Five things to know about Atif Qarni
1. He is a sergeant in the U.S. Marines Reserve who served in Iraq in 2003 as part of Operation Iraqi Freedom.
2. He ran for the House of Delegates in 2013 and the State Senate in 2015.
3. He misses teaching his history, civics and economics classes at Beville Middle School in Woodbridge, Va. “I get emails from my students all the time,” he said. “They’re emailing me from computer lab, and I’m, like, ‘Guys, why are you not working?’”
4. He’ll be back in the classroom as a substitute during national Teacher Appreciation Week, May 7-11, and he’s asking members of the General Assembly to show up as substitute teachers that week as well. “I think it’s resonating because I’m asking as a teacher, not necessarily the Secretary of Education. Little things like this can make a big impact to engage more with the community and the teaching community.”
5. He graduated from George Mason University in 2009 with a master’s degree in history and a teaching license. He called it a “great experience.”
Atif Qarni, who is Virginia’s 19th Secretary of Education and the first appointed to the Cabinet straight out of a K-through-12 classroom, graduated from George Mason University in 2009 with a master’s degree in history and having participated in the teaching licensure program through the College of Education and Human Development.
He said the open exchange of ideas he experienced at the university helped prepare him for a career in public service.
Qarni spoke about George Mason, his vision for the commonwealth and his views on the state of higher education in Virginia.
What was your Mason experience like?
It was a great experience.
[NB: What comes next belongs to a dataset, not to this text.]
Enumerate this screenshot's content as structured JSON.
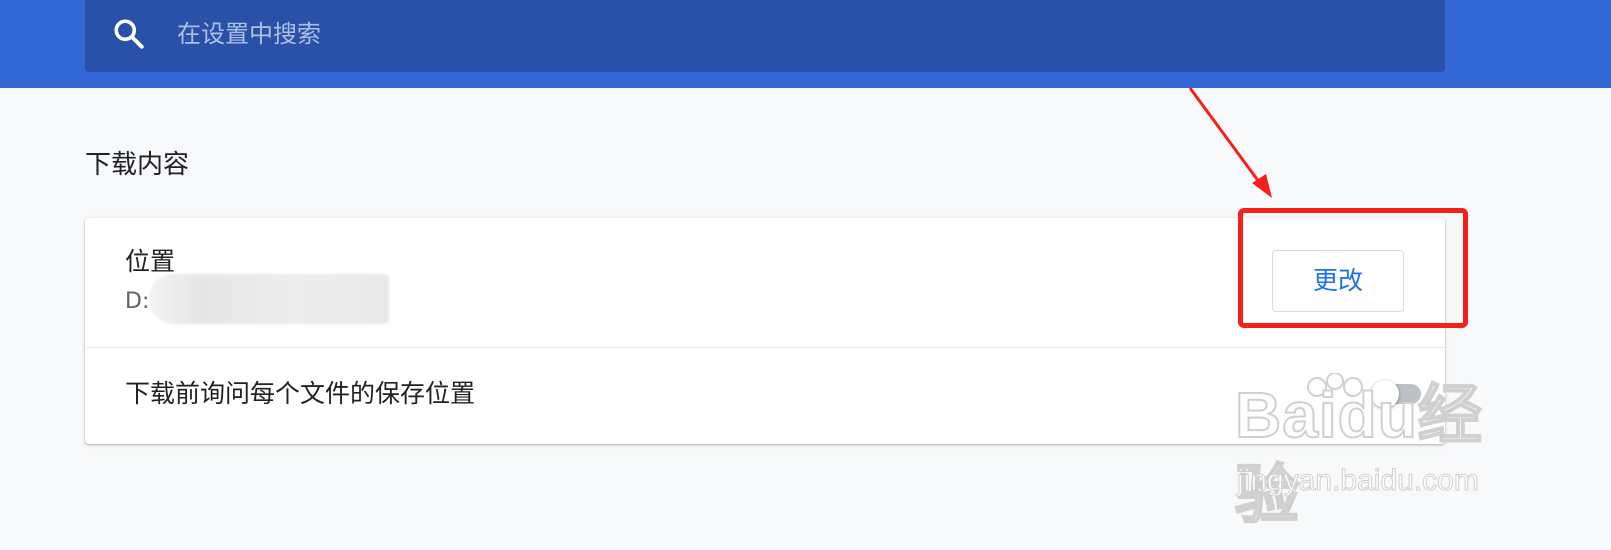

Being a teacher and going through the licensure program was very productive for me. The classes were well designed. The best thing about the program was it matched me to a local school to do my student teaching. They have a very good relationship with the K-through-12 system, so I didn’t have to search on my own.
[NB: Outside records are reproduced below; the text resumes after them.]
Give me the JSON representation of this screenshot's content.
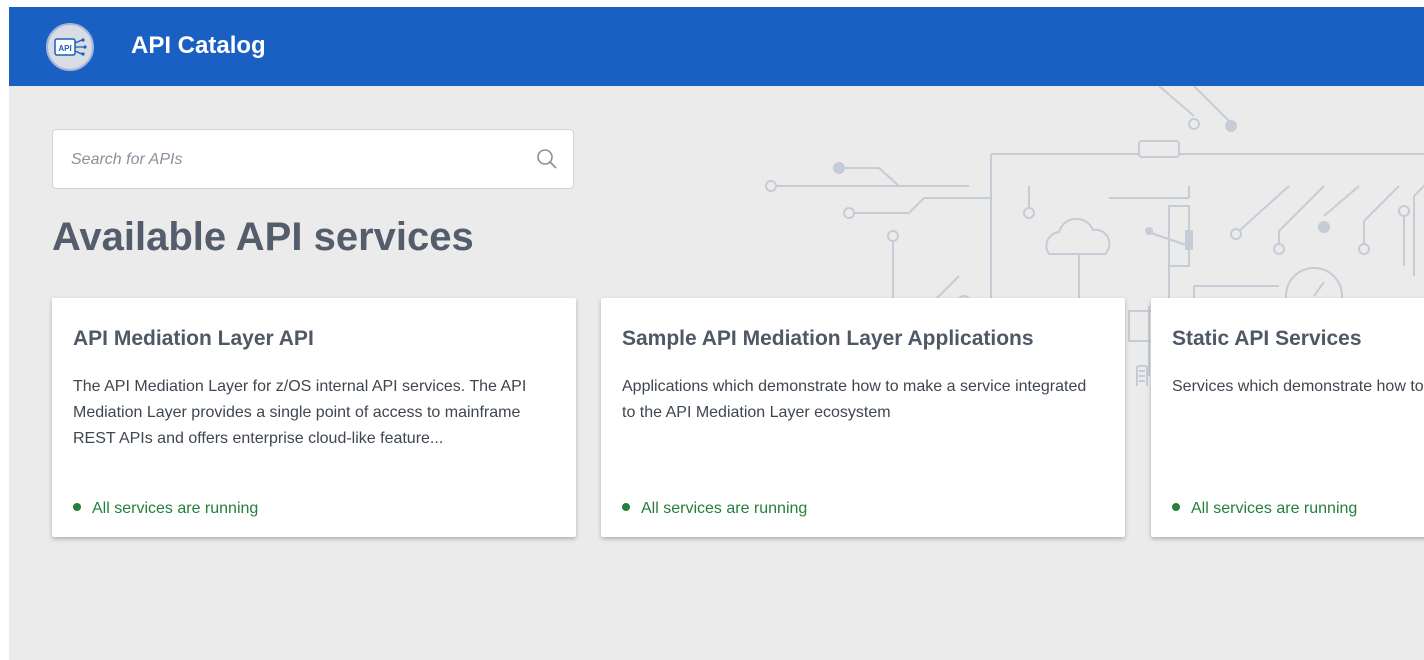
{
  "header": {
    "title": "API Catalog",
    "logo_text": "API",
    "logo_icon": "api-logo-icon"
  },
  "search": {
    "placeholder": "Search for APIs",
    "value": "",
    "icon": "search-icon"
  },
  "page": {
    "title": "Available API services"
  },
  "cards": [
    {
      "title": "API Mediation Layer API",
      "description": "The API Mediation Layer for z/OS internal API services. The API Mediation Layer provides a single point of access to mainframe REST APIs and offers enterprise cloud-like feature...",
      "status": "All services are running"
    },
    {
      "title": "Sample API Mediation Layer Applications",
      "description": "Applications which demonstrate how to make a service integrated to the API Mediation Layer ecosystem",
      "status": "All services are running"
    },
    {
      "title": "Static API Services",
      "description": "Services which demonstrate how to make an API service discoverable in the APIML ecosystem using static definitions",
      "status": "All services are running"
    }
  ],
  "colors": {
    "header": "#1a5fc2",
    "background": "#ebebeb",
    "status_ok": "#24803a",
    "title_text": "#545d6b"
  }
}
How did your time at Mason prepare you for a career in public service, first as a teacher and now as the state’s top advocate for education?
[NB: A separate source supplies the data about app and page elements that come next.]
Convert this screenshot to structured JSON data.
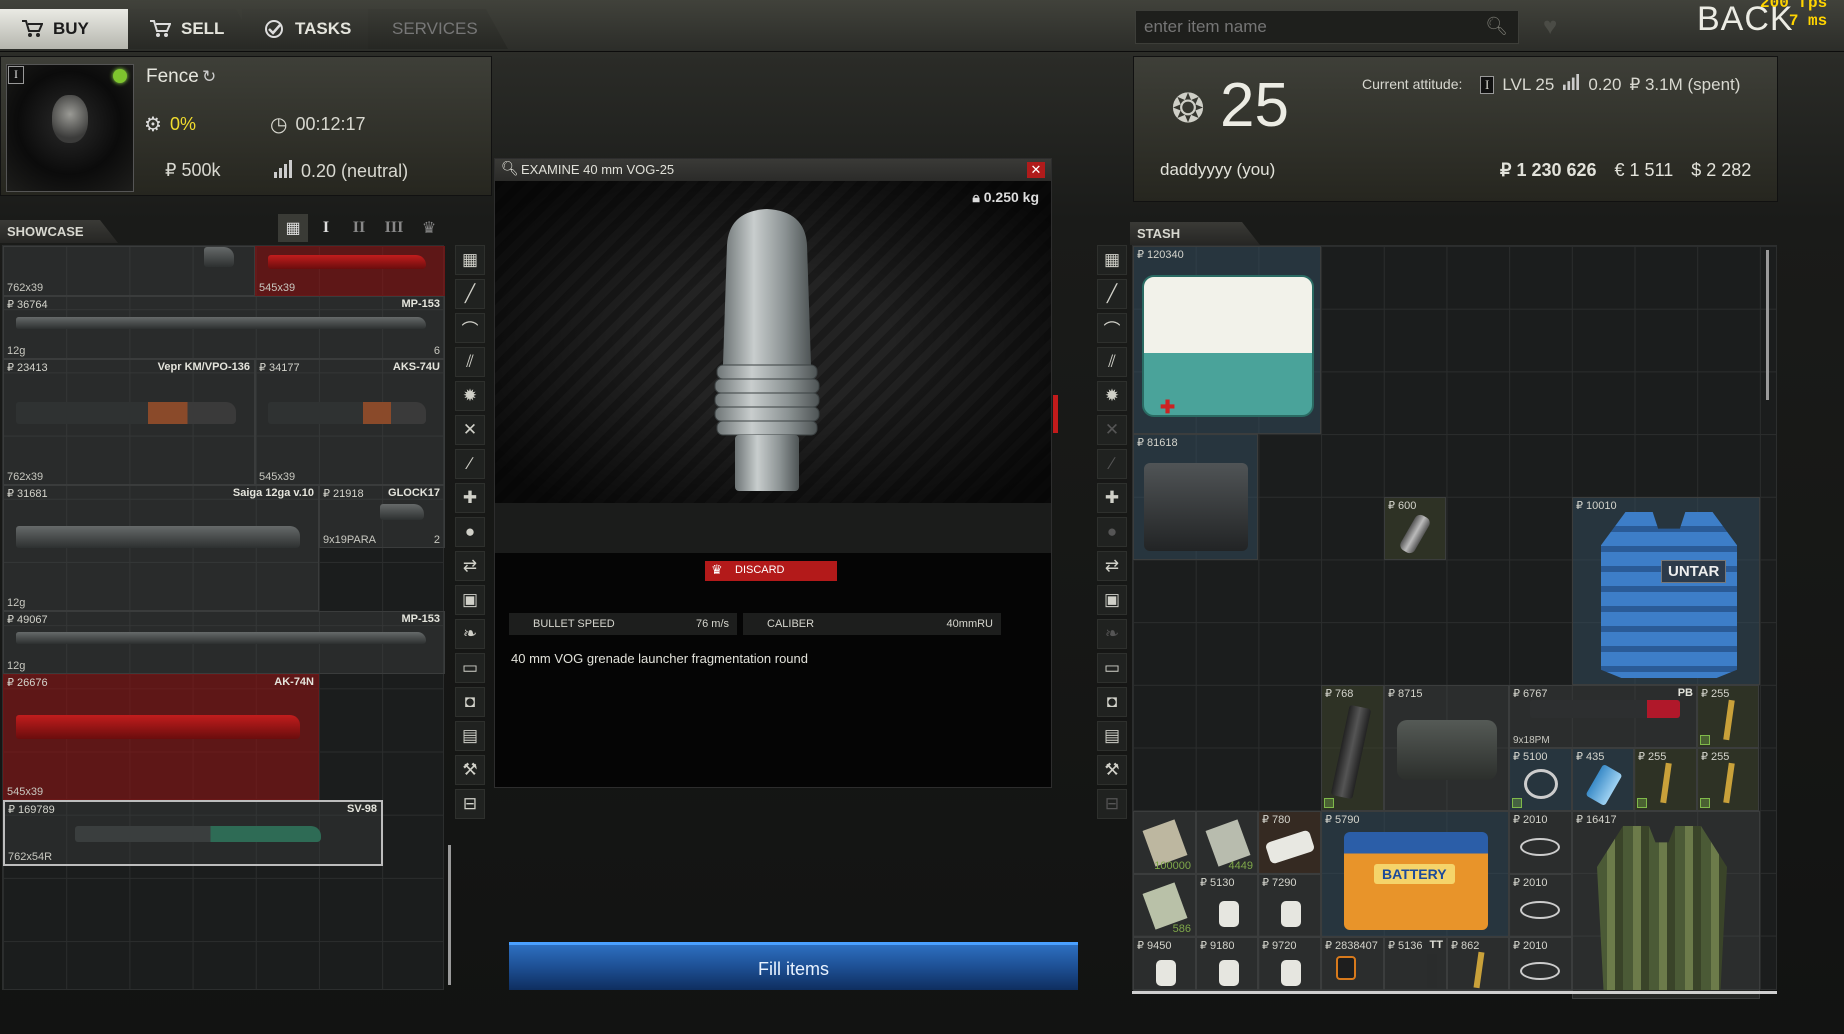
{
  "hud": {
    "fps": "200 fps",
    "latency": "7 ms",
    "back_label": "BACK"
  },
  "tabs": [
    {
      "label": "BUY",
      "icon": "cart-icon"
    },
    {
      "label": "SELL",
      "icon": "cart-icon"
    },
    {
      "label": "TASKS",
      "icon": "check-icon"
    },
    {
      "label": "SERVICES",
      "icon": ""
    }
  ],
  "search": {
    "placeholder": "enter item name",
    "value": ""
  },
  "trader": {
    "rank": "I",
    "name": "Fence",
    "discount": "0%",
    "restock_timer": "00:12:17",
    "budget": "₽ 500k",
    "standing": "0.20 (neutral)"
  },
  "showcase": {
    "label": "SHOWCASE",
    "items": [
      {
        "price": "",
        "name": "",
        "caliber": "762x39",
        "count": ""
      },
      {
        "price": "",
        "name": "",
        "caliber": "545x39",
        "count": ""
      },
      {
        "price": "₽ 36764",
        "name": "MP-153",
        "caliber": "12g",
        "count": "6"
      },
      {
        "price": "₽ 23413",
        "name": "Vepr KM/VPO-136",
        "caliber": "762x39",
        "count": ""
      },
      {
        "price": "₽ 34177",
        "name": "AKS-74U",
        "caliber": "545x39",
        "count": ""
      },
      {
        "price": "₽ 31681",
        "name": "Saiga 12ga v.10",
        "caliber": "12g",
        "count": ""
      },
      {
        "price": "₽ 21918",
        "name": "GLOCK17",
        "caliber": "9x19PARA",
        "count": "2"
      },
      {
        "price": "₽ 49067",
        "name": "MP-153",
        "caliber": "12g",
        "count": ""
      },
      {
        "price": "₽ 26676",
        "name": "AK-74N",
        "caliber": "545x39",
        "count": ""
      },
      {
        "price": "₽ 169789",
        "name": "SV-98",
        "caliber": "762x54R",
        "count": ""
      }
    ]
  },
  "examine": {
    "title": "EXAMINE 40 mm VOG-25",
    "weight": "0.250 kg",
    "discard_label": "DISCARD",
    "attributes": [
      {
        "label": "BULLET SPEED",
        "value": "76 m/s"
      },
      {
        "label": "CALIBER",
        "value": "40mmRU"
      }
    ],
    "description": "40 mm VOG grenade launcher fragmentation round"
  },
  "fill_button": "Fill items",
  "profile": {
    "level": "25",
    "username": "daddyyyy (you)",
    "attitude_label": "Current attitude:",
    "attitude_rank": "I",
    "lvl": "LVL 25",
    "standing": "0.20",
    "spent": "₽ 3.1M (spent)",
    "roubles": "₽ 1 230 626",
    "euros": "€ 1 511",
    "dollars": "$ 2 282"
  },
  "stash": {
    "label": "STASH",
    "items": [
      {
        "price": "₽ 120340",
        "tag": "",
        "caliber": "",
        "count": ""
      },
      {
        "price": "₽ 81618",
        "tag": "",
        "caliber": "",
        "count": ""
      },
      {
        "price": "₽ 600",
        "tag": "",
        "caliber": "",
        "count": ""
      },
      {
        "price": "₽ 10010",
        "tag": "",
        "caliber": "",
        "count": "",
        "label": "UNTAR"
      },
      {
        "price": "₽ 768",
        "tag": "",
        "caliber": "",
        "count": ""
      },
      {
        "price": "₽ 8715",
        "tag": "",
        "caliber": "",
        "count": ""
      },
      {
        "price": "₽ 6767",
        "tag": "PB",
        "caliber": "9x18PM",
        "count": ""
      },
      {
        "price": "₽ 255",
        "tag": "",
        "caliber": "",
        "count": ""
      },
      {
        "price": "₽ 5100",
        "tag": "",
        "caliber": "",
        "count": ""
      },
      {
        "price": "₽ 435",
        "tag": "",
        "caliber": "",
        "count": ""
      },
      {
        "price": "₽ 255",
        "tag": "",
        "caliber": "",
        "count": ""
      },
      {
        "price": "₽ 255",
        "tag": "",
        "caliber": "",
        "count": ""
      },
      {
        "price": "",
        "tag": "",
        "caliber": "",
        "count": "100000"
      },
      {
        "price": "",
        "tag": "",
        "caliber": "",
        "count": "4449"
      },
      {
        "price": "₽ 780",
        "tag": "",
        "caliber": "",
        "count": ""
      },
      {
        "price": "₽ 5790",
        "tag": "",
        "caliber": "",
        "count": "",
        "label": "BATTERY"
      },
      {
        "price": "₽ 2010",
        "tag": "",
        "caliber": "",
        "count": ""
      },
      {
        "price": "₽ 16417",
        "tag": "",
        "caliber": "",
        "count": ""
      },
      {
        "price": "",
        "tag": "",
        "caliber": "",
        "count": "586"
      },
      {
        "price": "₽ 5130",
        "tag": "",
        "caliber": "",
        "count": ""
      },
      {
        "price": "₽ 7290",
        "tag": "",
        "caliber": "",
        "count": ""
      },
      {
        "price": "₽ 2010",
        "tag": "",
        "caliber": "",
        "count": ""
      },
      {
        "price": "₽ 9450",
        "tag": "",
        "caliber": "",
        "count": ""
      },
      {
        "price": "₽ 9180",
        "tag": "",
        "caliber": "",
        "count": ""
      },
      {
        "price": "₽ 9720",
        "tag": "",
        "caliber": "",
        "count": ""
      },
      {
        "price": "₽ 2838407",
        "tag": "",
        "caliber": "",
        "count": ""
      },
      {
        "price": "₽ 5136",
        "tag": "TT",
        "caliber": "",
        "count": ""
      },
      {
        "price": "₽ 862",
        "tag": "",
        "caliber": "",
        "count": ""
      },
      {
        "price": "₽ 2010",
        "tag": "",
        "caliber": "",
        "count": ""
      }
    ]
  },
  "colors": {
    "accent_red": "#b31a1a",
    "fill_blue": "#1d4f93",
    "online_green": "#7ec42e",
    "discount_yellow": "#f0dc2e"
  }
}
One of the great things about George Mason is you have a lot of varying perspectives in a classroom setting of 30 people or so. It was really interesting to engage in high-level conversations with folks from all different backgrounds. It gives you a broad perspective and expanded my intellectual ability, and I was able to apply that in my teaching, and also in the other things I do in the community.
Mason provides Northern Virginia with a substantial amount of teachers. Why is the university such a good incubator of teaching professionals?
They have a very well established program, it is in a populated area, and the location is convenient for people from the Northern Virginia region. There also is the convenience of taking evening classes. It’s hard for teachers to do daytime courses, so that flexibility of being able to take classes at a time that’s convenient is important. It also really closes a loop nicely in placing students in a student teaching environment.
What are your top priorities for higher education?
As I’m looking at the data, we have a lot of existing jobs that are vacant but don’t have the workforce for them. I want to work with K-through-12 and higher education institutes to figure out a solution. We need a stronger workforce to strengthen our economy and businesses, and we’re having these conversations with the university presidents and the superintendents. We also have a shortage of about 1,000 teachers. We have to make it more attractive for teachers to come into the K-through-12 system. Programs like Mason’s can play a big role bringing more qualified teachers in.
Why is higher education so critical to Virginia?
It’s going to help us be the best in business, the best in productivity, research. We have the best higher institutions—a lot of rankings put us on the top of the nation—and I think it can play a critical role in improving our K-through-12 systems. It can also play a critical role in working with our business community. Their biggest complaint is we need more people coming into our workforce. Our higher education institutions can work with our community colleges on this; Mason does this really well working with [Northern Virginia Community College]. That’s a great model we can apply elsewhere.
Why is Virginia ranked as a best state for higher education?
I believe we have the best universities in the nation because of the autonomy they have. The individuality they have brings out a lot of creativity. We have universities that are unique in their own way.
How do we maintain that reputation?
We do have challenges. Sometimes there might not be consistency, especially if you’re talking about dual enrollment or transferring credits, and so forth. We’re working on that. But I’ve been very pleased with the interactions I’ve had with university presidents as I’m meeting with them. There is a willingness on everybody’s part to really help the commonwealth grow, so I think we’re going to see a lot in the next year or two. It’s going to be very productive for the state.